- Will property prices rise in 2020?
- Will UK house prices go down in 2020?
- Will London property prices rise?
- What will the real estate market do in 2020?
- Will there be a housing crash in 2020?
- Will 2020 be a good year to buy a house?
- Will there be a housing crash?
- Will London house prices crash?
- Will there be a housing crash in 2019?
- Should I buy a house in 2020 or 2021?
- Will rental prices go down in 2020?
- Will 2020 be a buyers or sellers market?
UK house prices rise at end of 2019
That increase led accounts EY to raise their forecast for housing market growth in 2020 from two per cent to 2.8 per cent.
Will property prices rise in 2020?
What will happen in 2020? The result of the general election has brought a level of political certainty and a clear route, in the short-term at least, for the Brexit process. As a result, they are mostly predicting that house prices will rise by 2% from the start to the end of 2020.
Will UK house prices go down in 2020?
“Presuming Brexit happens, we would expect house price growth of around three per cent in prime central London in 2020. As more supply comes to market over the year, pent-up demand will be satisfied and prices will level off.
Will London property prices rise?
Annual house price changes in London
As a result, year-on-year house prices rose by 3.1 per cent, the highest annual increase since September 2016. “This month sees new seller numbers still down on the prior year, but by a less-dramatic 10 per cent.
What will the real estate market do in 2020?
In fact, real estate gurus predict that home prices will only rise by 2.8% in 2020. So, you’ll likely see home prices continue to creep up, but they probably won’t knock your socks off with rapid growth like we’ve seen in previous years. Real estate gurus predict that home prices will only rise by 2.8% in 2020.
Will there be a housing crash in 2020?
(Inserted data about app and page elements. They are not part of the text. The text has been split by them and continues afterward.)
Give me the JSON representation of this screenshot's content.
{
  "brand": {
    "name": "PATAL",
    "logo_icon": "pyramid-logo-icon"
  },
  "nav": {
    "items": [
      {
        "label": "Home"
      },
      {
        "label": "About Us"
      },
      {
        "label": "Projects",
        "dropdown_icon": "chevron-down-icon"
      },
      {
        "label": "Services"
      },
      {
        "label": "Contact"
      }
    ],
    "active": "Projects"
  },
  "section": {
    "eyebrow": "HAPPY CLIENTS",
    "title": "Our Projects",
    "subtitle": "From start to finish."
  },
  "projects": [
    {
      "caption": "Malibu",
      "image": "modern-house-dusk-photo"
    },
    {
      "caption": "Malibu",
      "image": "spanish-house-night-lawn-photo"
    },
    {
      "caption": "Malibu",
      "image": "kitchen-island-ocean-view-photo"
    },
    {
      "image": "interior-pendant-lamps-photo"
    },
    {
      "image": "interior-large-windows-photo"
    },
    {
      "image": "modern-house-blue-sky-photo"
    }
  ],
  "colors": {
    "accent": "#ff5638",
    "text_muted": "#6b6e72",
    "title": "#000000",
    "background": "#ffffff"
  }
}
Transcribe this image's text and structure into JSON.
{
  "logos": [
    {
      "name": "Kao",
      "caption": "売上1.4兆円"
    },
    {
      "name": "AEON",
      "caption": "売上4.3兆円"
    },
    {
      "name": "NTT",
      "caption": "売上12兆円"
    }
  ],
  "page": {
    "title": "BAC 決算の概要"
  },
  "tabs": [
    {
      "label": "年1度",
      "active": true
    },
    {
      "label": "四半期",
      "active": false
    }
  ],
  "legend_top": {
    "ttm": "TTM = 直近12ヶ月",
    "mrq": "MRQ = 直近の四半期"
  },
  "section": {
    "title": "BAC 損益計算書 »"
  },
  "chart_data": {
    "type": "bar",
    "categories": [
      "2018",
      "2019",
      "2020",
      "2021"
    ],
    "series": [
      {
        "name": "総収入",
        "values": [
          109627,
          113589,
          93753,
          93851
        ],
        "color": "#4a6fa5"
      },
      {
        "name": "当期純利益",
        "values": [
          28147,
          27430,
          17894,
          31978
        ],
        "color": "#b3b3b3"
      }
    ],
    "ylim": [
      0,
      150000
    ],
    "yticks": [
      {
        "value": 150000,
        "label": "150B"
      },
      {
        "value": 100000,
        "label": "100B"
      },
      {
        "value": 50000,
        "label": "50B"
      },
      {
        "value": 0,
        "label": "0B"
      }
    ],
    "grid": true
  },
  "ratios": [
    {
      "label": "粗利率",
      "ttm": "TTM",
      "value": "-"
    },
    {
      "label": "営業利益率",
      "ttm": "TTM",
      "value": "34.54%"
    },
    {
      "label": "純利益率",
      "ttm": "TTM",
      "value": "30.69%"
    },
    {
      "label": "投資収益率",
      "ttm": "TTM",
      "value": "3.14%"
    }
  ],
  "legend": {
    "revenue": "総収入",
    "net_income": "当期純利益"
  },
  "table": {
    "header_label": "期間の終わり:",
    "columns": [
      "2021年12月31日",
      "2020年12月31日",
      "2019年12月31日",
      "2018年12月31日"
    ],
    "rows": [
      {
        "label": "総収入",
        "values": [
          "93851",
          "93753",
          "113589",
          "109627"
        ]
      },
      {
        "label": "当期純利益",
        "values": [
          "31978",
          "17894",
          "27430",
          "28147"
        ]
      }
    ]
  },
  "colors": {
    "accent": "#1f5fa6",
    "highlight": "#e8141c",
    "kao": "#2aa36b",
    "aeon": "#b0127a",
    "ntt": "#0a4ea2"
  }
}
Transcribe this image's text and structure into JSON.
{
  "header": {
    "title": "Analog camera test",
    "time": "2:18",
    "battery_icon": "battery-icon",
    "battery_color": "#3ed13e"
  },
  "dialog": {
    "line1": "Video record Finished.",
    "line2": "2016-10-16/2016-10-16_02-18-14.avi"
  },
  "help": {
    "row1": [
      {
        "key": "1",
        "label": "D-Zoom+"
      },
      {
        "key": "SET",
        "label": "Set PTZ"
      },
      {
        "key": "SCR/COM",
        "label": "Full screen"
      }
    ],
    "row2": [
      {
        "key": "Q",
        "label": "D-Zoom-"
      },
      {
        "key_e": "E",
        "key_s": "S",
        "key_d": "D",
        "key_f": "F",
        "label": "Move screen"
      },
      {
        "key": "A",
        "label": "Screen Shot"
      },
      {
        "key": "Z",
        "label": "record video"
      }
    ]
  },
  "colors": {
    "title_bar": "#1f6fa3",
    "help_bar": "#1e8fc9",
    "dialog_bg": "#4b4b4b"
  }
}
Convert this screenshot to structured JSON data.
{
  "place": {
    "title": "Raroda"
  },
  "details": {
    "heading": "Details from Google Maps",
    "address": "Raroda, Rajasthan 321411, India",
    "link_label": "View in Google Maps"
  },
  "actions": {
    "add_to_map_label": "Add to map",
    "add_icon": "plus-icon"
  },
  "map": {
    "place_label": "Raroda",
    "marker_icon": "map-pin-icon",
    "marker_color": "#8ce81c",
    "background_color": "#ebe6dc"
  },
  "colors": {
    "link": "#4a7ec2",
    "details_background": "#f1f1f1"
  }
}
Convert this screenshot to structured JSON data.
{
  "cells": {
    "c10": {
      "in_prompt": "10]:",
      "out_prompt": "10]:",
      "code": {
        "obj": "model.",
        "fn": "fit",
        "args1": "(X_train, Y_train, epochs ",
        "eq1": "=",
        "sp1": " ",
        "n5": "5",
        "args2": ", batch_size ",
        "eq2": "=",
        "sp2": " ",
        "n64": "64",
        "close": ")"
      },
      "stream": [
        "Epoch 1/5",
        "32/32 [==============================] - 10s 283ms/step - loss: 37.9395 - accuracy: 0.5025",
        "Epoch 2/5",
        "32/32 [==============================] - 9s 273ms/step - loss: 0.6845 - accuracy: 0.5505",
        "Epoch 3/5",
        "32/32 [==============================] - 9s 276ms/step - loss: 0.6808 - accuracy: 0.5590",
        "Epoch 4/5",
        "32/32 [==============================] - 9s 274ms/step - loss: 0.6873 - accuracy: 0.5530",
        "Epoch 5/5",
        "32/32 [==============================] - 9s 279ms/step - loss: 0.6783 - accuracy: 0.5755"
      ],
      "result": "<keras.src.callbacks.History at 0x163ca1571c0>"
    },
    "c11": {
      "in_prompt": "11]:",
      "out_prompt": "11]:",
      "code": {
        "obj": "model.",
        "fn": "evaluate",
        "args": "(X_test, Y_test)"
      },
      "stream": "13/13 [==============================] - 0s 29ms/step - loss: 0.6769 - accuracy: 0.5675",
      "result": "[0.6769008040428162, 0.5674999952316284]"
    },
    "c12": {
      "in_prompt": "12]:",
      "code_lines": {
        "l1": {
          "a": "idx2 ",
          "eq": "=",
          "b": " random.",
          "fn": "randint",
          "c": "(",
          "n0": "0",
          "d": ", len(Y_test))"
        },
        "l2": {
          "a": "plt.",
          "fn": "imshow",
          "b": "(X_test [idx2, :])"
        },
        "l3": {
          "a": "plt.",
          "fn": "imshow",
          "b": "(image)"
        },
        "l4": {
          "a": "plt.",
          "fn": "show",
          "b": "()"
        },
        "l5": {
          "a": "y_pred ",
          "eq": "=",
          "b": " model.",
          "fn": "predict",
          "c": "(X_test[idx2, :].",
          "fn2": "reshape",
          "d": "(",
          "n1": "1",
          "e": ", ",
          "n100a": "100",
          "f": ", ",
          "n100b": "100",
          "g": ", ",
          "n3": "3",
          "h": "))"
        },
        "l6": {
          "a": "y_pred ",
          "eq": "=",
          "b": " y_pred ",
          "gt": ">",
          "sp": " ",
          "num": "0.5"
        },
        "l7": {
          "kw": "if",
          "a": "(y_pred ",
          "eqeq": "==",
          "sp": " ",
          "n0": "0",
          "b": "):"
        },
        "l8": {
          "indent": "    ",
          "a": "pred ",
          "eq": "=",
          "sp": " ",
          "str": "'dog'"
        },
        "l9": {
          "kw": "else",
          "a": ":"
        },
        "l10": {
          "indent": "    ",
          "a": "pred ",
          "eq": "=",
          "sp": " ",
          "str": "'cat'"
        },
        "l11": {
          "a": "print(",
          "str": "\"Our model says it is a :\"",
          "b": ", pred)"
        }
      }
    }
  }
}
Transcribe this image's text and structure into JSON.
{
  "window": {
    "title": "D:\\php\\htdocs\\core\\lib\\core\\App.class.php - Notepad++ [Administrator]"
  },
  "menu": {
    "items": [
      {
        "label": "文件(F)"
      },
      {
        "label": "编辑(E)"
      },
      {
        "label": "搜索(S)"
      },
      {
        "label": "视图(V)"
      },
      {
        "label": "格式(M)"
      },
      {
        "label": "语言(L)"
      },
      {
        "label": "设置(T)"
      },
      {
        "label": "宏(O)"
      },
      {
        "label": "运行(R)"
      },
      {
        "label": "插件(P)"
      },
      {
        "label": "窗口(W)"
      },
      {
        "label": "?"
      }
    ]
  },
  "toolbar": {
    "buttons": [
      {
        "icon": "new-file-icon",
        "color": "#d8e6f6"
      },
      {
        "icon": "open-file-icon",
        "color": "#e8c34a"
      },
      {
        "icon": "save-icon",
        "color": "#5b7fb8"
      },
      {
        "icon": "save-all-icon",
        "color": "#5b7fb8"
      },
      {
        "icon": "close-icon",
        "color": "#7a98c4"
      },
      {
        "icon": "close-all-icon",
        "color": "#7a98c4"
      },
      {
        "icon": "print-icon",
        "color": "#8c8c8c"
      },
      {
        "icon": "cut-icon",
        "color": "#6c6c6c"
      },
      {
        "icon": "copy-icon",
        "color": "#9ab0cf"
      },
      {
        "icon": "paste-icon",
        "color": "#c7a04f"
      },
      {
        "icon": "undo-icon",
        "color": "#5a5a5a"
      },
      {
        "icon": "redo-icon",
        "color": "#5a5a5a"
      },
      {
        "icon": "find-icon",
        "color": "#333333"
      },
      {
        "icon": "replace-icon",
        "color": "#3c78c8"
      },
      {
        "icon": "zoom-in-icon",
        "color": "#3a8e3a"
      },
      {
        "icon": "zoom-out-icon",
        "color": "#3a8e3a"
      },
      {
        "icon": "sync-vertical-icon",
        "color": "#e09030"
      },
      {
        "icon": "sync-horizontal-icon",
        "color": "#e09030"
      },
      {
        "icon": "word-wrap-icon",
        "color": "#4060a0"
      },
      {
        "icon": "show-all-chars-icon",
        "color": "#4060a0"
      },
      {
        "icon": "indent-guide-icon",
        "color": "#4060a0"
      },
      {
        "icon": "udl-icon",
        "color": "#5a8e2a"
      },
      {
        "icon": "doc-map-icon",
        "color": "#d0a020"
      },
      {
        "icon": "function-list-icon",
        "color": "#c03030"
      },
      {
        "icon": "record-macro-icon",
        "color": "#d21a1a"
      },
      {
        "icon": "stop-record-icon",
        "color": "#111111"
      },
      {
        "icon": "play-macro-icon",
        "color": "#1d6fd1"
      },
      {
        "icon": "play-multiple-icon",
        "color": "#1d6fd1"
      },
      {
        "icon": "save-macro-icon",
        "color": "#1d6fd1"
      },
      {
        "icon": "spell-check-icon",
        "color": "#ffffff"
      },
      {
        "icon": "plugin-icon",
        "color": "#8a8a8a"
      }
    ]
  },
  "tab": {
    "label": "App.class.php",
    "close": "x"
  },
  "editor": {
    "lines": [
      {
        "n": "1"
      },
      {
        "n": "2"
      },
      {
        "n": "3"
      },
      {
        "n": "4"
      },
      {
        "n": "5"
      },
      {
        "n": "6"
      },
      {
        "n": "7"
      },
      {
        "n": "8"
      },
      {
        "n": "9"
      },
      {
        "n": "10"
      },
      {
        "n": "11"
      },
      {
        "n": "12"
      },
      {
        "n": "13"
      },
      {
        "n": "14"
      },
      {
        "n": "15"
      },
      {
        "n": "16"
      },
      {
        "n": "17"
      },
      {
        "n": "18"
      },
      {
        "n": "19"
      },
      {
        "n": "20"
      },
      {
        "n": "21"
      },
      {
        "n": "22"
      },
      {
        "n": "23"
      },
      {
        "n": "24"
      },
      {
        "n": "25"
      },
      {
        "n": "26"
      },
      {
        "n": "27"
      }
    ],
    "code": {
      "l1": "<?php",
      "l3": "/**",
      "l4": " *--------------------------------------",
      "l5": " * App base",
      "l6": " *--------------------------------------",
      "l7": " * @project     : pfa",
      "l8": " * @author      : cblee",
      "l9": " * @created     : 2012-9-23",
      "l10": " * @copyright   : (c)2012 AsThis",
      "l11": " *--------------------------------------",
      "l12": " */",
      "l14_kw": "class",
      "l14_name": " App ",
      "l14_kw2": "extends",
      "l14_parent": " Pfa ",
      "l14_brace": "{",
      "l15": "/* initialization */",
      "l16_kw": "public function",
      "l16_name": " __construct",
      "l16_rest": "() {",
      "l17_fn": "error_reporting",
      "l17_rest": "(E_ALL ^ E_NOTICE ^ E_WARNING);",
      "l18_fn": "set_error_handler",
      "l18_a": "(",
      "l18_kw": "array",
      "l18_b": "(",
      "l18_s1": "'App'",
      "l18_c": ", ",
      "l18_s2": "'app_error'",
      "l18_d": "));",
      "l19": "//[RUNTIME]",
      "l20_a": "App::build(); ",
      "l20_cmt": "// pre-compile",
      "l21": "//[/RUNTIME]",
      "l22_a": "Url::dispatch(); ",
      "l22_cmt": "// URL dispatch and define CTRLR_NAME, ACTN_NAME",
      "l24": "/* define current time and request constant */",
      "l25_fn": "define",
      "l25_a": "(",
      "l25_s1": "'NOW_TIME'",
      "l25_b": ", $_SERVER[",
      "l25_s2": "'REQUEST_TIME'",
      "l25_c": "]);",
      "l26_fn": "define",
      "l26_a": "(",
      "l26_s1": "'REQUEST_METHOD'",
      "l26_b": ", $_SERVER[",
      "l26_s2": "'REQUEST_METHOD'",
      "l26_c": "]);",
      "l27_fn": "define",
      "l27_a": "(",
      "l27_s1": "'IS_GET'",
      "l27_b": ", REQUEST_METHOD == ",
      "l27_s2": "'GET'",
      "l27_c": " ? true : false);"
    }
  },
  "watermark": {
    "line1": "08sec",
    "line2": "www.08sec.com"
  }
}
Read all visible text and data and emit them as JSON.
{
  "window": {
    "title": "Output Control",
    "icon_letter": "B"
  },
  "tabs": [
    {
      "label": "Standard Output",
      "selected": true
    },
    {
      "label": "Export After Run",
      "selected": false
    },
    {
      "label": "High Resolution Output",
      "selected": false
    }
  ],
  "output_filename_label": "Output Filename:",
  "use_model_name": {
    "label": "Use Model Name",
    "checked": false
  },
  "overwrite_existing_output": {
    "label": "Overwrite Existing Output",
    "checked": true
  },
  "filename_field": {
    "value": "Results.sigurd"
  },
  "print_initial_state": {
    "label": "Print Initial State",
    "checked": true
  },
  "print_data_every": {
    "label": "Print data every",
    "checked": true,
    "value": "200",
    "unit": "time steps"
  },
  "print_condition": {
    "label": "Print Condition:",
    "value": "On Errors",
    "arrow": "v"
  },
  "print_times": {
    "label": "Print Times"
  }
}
The U.S. housing market has recovered from the 2008–09 financial crisis, with home prices exceeding the pre-collapse valuation in many areas. Despite a record bull market over the past decade, the housing market in the U.S. could enter a recession in 2020, according to Zillow.
Will 2020 be a good year to buy a house?
Economists say that 2020 will be a positive — though not exactly stellar — year for the housing market. And that could be good news for renters and home buyers alike. But that’s assuming experts’ forecasts are right.
Will there be a housing crash?
Most Americans are concerned that the real estate market is going to crash. A 2017 survey found that 57% agreed that there would be a “housing bubble and price correction” by 2020. 1 As a result, 83% of them believe it’s a good time to sell.
Will London house prices crash?
A no-deal Brexit will shave more than 10 per cent off UK house prices next year, a top global credit rating agency has forecast. The decline will hit many people’s most valuable asset even earlier. Prices will then tumble another 10.2 per cent in 2020 and another 6.1 per cent in 2021, S&P said in a report on Tuesday.
Will there be a housing crash in 2019?
Housing Market Crisis 2.0: The Jury Is In For 2018-2019. Since people buy payments more than house prices, housing prices kept rising as payments were kept in line via these artificial interest reductions. The Fed’s ill-conceived plan, however, was never sustainable prior to the last housing market crash and is not now
Should I buy a house in 2020 or 2021?
The economy and interest rates. Interest rates are expected to remain low throughout 2020 and rise in 2021. As of February 2020, rates fell for the third week in a row to 3.45% for a 30-year fixed-rate mortgage. Thus, it might be better to wait until 2021 when the market is expected to cool down further.”
Will rental prices go down in 2020?
“As such, it’s reasonable to expect rent to go up as vacancy (rates) goes down,” Fowler says. “Given current trends, I would expect rental rates in 2020 to go up between 3% and 5%.”
Will 2020 be a buyers or sellers market?
“2020 will prove to be the most challenging year for buyers, not because of what they can afford, but rather what they can find.” Sellers, too, will experience trouble, save for those in the entry-level market, researchers predict.